*** Records to process Section Begins ***
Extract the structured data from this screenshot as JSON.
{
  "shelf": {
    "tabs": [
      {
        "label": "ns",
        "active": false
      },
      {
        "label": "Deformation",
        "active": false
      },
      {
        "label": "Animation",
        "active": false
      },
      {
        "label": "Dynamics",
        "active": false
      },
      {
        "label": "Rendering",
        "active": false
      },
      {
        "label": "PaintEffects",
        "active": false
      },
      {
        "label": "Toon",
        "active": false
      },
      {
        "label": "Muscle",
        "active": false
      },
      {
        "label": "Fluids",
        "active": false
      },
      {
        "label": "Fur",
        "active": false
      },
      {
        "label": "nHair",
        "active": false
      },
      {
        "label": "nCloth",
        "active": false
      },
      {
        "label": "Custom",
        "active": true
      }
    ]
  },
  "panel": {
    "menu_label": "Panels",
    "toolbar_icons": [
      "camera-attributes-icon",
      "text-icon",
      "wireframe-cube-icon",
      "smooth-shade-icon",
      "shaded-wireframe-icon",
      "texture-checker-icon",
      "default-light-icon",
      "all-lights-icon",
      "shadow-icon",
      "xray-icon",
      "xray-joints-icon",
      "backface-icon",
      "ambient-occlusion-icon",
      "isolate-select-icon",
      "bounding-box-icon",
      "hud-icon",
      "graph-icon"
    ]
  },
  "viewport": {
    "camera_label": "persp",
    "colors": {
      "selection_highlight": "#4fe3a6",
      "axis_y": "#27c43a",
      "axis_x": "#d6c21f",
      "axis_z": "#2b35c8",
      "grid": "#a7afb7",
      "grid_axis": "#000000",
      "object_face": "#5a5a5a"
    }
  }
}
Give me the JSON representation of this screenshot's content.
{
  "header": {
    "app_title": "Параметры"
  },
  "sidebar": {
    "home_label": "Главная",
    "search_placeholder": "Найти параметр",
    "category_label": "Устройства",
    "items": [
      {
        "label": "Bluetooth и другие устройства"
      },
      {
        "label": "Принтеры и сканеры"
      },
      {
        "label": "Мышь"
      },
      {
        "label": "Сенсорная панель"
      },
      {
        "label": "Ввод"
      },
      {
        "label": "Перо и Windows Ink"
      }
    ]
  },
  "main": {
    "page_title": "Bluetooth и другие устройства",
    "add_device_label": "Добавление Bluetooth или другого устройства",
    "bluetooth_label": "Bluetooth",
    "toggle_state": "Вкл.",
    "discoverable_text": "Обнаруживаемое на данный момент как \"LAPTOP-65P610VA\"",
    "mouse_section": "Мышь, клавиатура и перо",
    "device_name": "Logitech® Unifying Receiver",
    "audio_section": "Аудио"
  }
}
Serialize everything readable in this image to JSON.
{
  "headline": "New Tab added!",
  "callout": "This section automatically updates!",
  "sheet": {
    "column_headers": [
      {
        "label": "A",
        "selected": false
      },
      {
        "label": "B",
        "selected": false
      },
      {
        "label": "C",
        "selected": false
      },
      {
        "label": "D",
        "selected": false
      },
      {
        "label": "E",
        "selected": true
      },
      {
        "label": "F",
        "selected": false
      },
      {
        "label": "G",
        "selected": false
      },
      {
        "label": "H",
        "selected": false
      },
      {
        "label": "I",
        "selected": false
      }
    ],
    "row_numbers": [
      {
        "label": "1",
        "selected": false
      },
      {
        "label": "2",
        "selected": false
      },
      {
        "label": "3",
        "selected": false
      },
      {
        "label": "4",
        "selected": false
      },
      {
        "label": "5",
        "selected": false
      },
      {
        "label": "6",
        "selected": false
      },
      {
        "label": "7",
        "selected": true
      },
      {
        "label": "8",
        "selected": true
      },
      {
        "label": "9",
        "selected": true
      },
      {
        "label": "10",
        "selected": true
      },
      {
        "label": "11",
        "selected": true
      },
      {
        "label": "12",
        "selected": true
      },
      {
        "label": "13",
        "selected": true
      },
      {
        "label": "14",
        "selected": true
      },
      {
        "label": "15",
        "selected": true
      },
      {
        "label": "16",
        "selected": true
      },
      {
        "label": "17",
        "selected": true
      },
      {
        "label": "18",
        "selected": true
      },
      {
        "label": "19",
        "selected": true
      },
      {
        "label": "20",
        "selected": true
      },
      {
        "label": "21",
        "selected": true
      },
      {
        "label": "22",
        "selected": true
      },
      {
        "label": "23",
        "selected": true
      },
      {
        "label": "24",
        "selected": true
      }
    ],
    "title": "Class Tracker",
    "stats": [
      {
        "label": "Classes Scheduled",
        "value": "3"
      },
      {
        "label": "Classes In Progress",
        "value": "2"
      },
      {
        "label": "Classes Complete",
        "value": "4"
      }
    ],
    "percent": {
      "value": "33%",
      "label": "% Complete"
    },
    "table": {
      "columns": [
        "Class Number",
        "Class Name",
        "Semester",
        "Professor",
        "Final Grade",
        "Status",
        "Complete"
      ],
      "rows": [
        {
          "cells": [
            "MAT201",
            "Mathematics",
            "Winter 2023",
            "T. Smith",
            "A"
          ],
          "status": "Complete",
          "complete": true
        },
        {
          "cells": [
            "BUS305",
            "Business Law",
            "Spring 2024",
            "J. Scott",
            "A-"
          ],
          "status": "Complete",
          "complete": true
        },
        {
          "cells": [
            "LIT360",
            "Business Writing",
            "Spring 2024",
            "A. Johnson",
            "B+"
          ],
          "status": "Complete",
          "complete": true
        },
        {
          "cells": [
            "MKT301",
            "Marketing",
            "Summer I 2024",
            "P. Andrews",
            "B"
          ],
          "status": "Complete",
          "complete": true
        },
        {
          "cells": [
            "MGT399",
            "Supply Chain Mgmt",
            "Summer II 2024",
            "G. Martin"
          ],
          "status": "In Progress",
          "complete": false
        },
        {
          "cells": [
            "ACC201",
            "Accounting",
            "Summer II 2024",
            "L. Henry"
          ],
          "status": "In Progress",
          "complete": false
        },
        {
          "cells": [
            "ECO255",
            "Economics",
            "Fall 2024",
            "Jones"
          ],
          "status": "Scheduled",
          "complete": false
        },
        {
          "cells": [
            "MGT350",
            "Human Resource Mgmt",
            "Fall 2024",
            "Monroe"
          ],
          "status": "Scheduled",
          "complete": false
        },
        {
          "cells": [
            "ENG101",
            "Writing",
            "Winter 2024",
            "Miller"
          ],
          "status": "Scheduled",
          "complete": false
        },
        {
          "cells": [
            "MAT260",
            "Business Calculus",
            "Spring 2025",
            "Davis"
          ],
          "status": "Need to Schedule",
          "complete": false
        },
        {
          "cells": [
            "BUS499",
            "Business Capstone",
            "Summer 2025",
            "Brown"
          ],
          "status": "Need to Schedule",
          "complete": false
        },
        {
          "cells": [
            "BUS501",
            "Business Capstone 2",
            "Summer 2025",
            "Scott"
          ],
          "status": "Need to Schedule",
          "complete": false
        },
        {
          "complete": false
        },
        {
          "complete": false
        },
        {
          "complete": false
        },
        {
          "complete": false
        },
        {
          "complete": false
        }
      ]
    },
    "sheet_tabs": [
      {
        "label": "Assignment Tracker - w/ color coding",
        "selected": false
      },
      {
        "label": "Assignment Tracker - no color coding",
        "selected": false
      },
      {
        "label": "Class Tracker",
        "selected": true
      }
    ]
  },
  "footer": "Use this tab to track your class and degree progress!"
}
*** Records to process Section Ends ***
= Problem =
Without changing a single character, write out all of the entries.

= Expected answer =
Extract the structured data from this screenshot as JSON.
{
  "shelf": {
    "tabs": [
      {
        "label": "ns",
        "active": false
      },
      {
        "label": "Deformation",
        "active": false
      },
      {
        "label": "Animation",
        "active": false
      },
      {
        "label": "Dynamics",
        "active": false
      },
      {
        "label": "Rendering",
        "active": false
      },
      {
        "label": "PaintEffects",
        "active": false
      },
      {
        "label": "Toon",
        "active": false
      },
      {
        "label": "Muscle",
        "active": false
      },
      {
        "label": "Fluids",
        "active": false
      },
      {
        "label": "Fur",
        "active": false
      },
      {
        "label": "nHair",
        "active": false
      },
      {
        "label": "nCloth",
        "active": false
      },
      {
        "label": "Custom",
        "active": true
      }
    ]
  },
  "panel": {
    "menu_label": "Panels",
    "toolbar_icons": [
      "camera-attributes-icon",
      "text-icon",
      "wireframe-cube-icon",
      "smooth-shade-icon",
      "shaded-wireframe-icon",
      "texture-checker-icon",
      "default-light-icon",
      "all-lights-icon",
      "shadow-icon",
      "xray-icon",
      "xray-joints-icon",
      "backface-icon",
      "ambient-occlusion-icon",
      "isolate-select-icon",
      "bounding-box-icon",
      "hud-icon",
      "graph-icon"
    ]
  },
  "viewport": {
    "camera_label": "persp",
    "colors": {
      "selection_highlight": "#4fe3a6",
      "axis_y": "#27c43a",
      "axis_x": "#d6c21f",
      "axis_z": "#2b35c8",
      "grid": "#a7afb7",
      "grid_axis": "#000000",
      "object_face": "#5a5a5a"
    }
  }
}
Give me the JSON representation of this screenshot's content.
{
  "header": {
    "app_title": "Параметры"
  },
  "sidebar": {
    "home_label": "Главная",
    "search_placeholder": "Найти параметр",
    "category_label": "Устройства",
    "items": [
      {
        "label": "Bluetooth и другие устройства"
      },
      {
        "label": "Принтеры и сканеры"
      },
      {
        "label": "Мышь"
      },
      {
        "label": "Сенсорная панель"
      },
      {
        "label": "Ввод"
      },
      {
        "label": "Перо и Windows Ink"
      }
    ]
  },
  "main": {
    "page_title": "Bluetooth и другие устройства",
    "add_device_label": "Добавление Bluetooth или другого устройства",
    "bluetooth_label": "Bluetooth",
    "toggle_state": "Вкл.",
    "discoverable_text": "Обнаруживаемое на данный момент как \"LAPTOP-65P610VA\"",
    "mouse_section": "Мышь, клавиатура и перо",
    "device_name": "Logitech® Unifying Receiver",
    "audio_section": "Аудио"
  }
}
Serialize everything readable in this image to JSON.
{
  "headline": "New Tab added!",
  "callout": "This section automatically updates!",
  "sheet": {
    "column_headers": [
      {
        "label": "A",
        "selected": false
      },
      {
        "label": "B",
        "selected": false
      },
      {
        "label": "C",
        "selected": false
      },
      {
        "label": "D",
        "selected": false
      },
      {
        "label": "E",
        "selected": true
      },
      {
        "label": "F",
        "selected": false
      },
      {
        "label": "G",
        "selected": false
      },
      {
        "label": "H",
        "selected": false
      },
      {
        "label": "I",
        "selected": false
      }
    ],
    "row_numbers": [
      {
        "label": "1",
        "selected": false
      },
      {
        "label": "2",
        "selected": false
      },
      {
        "label": "3",
        "selected": false
      },
      {
        "label": "4",
        "selected": false
      },
      {
        "label": "5",
        "selected": false
      },
      {
        "label": "6",
        "selected": false
      },
      {
        "label": "7",
        "selected": true
      },
      {
        "label": "8",
        "selected": true
      },
      {
        "label": "9",
        "selected": true
      },
      {
        "label": "10",
        "selected": true
      },
      {
        "label": "11",
        "selected": true
      },
      {
        "label": "12",
        "selected": true
      },
      {
        "label": "13",
        "selected": true
      },
      {
        "label": "14",
        "selected": true
      },
      {
        "label": "15",
        "selected": true
      },
      {
        "label": "16",
        "selected": true
      },
      {
        "label": "17",
        "selected": true
      },
      {
        "label": "18",
        "selected": true
      },
      {
        "label": "19",
        "selected": true
      },
      {
        "label": "20",
        "selected": true
      },
      {
        "label": "21",
        "selected": true
      },
      {
        "label": "22",
        "selected": true
      },
      {
        "label": "23",
        "selected": true
      },
      {
        "label": "24",
        "selected": true
      }
    ],
    "title": "Class Tracker",
    "stats": [
      {
        "label": "Classes Scheduled",
        "value": "3"
      },
      {
        "label": "Classes In Progress",
        "value": "2"
      },
      {
        "label": "Classes Complete",
        "value": "4"
      }
    ],
    "percent": {
      "value": "33%",
      "label": "% Complete"
    },
    "table": {
      "columns": [
        "Class Number",
        "Class Name",
        "Semester",
        "Professor",
        "Final Grade",
        "Status",
        "Complete"
      ],
      "rows": [
        {
          "cells": [
            "MAT201",
            "Mathematics",
            "Winter 2023",
            "T. Smith",
            "A"
          ],
          "status": "Complete",
          "complete": true
        },
        {
          "cells": [
            "BUS305",
            "Business Law",
            "Spring 2024",
            "J. Scott",
            "A-"
          ],
          "status": "Complete",
          "complete": true
        },
        {
          "cells": [
            "LIT360",
            "Business Writing",
            "Spring 2024",
            "A. Johnson",
            "B+"
          ],
          "status": "Complete",
          "complete": true
        },
        {
          "cells": [
            "MKT301",
            "Marketing",
            "Summer I 2024",
            "P. Andrews",
            "B"
          ],
          "status": "Complete",
          "complete": true
        },
        {
          "cells": [
            "MGT399",
            "Supply Chain Mgmt",
            "Summer II 2024",
            "G. Martin"
          ],
          "status": "In Progress",
          "complete": false
        },
        {
          "cells": [
            "ACC201",
            "Accounting",
            "Summer II 2024",
            "L. Henry"
          ],
          "status": "In Progress",
          "complete": false
        },
        {
          "cells": [
            "ECO255",
            "Economics",
            "Fall 2024",
            "Jones"
          ],
          "status": "Scheduled",
          "complete": false
        },
        {
          "cells": [
            "MGT350",
            "Human Resource Mgmt",
            "Fall 2024",
            "Monroe"
          ],
          "status": "Scheduled",
          "complete": false
        },
        {
          "cells": [
            "ENG101",
            "Writing",
            "Winter 2024",
            "Miller"
          ],
          "status": "Scheduled",
          "complete": false
        },
        {
          "cells": [
            "MAT260",
            "Business Calculus",
            "Spring 2025",
            "Davis"
          ],
          "status": "Need to Schedule",
          "complete": false
        },
        {
          "cells": [
            "BUS499",
            "Business Capstone",
            "Summer 2025",
            "Brown"
          ],
          "status": "Need to Schedule",
          "complete": false
        },
        {
          "cells": [
            "BUS501",
            "Business Capstone 2",
            "Summer 2025",
            "Scott"
          ],
          "status": "Need to Schedule",
          "complete": false
        },
        {
          "complete": false
        },
        {
          "complete": false
        },
        {
          "complete": false
        },
        {
          "complete": false
        },
        {
          "complete": false
        }
      ]
    },
    "sheet_tabs": [
      {
        "label": "Assignment Tracker - w/ color coding",
        "selected": false
      },
      {
        "label": "Assignment Tracker - no color coding",
        "selected": false
      },
      {
        "label": "Class Tracker",
        "selected": true
      }
    ]
  },
  "footer": "Use this tab to track your class and degree progress!"
}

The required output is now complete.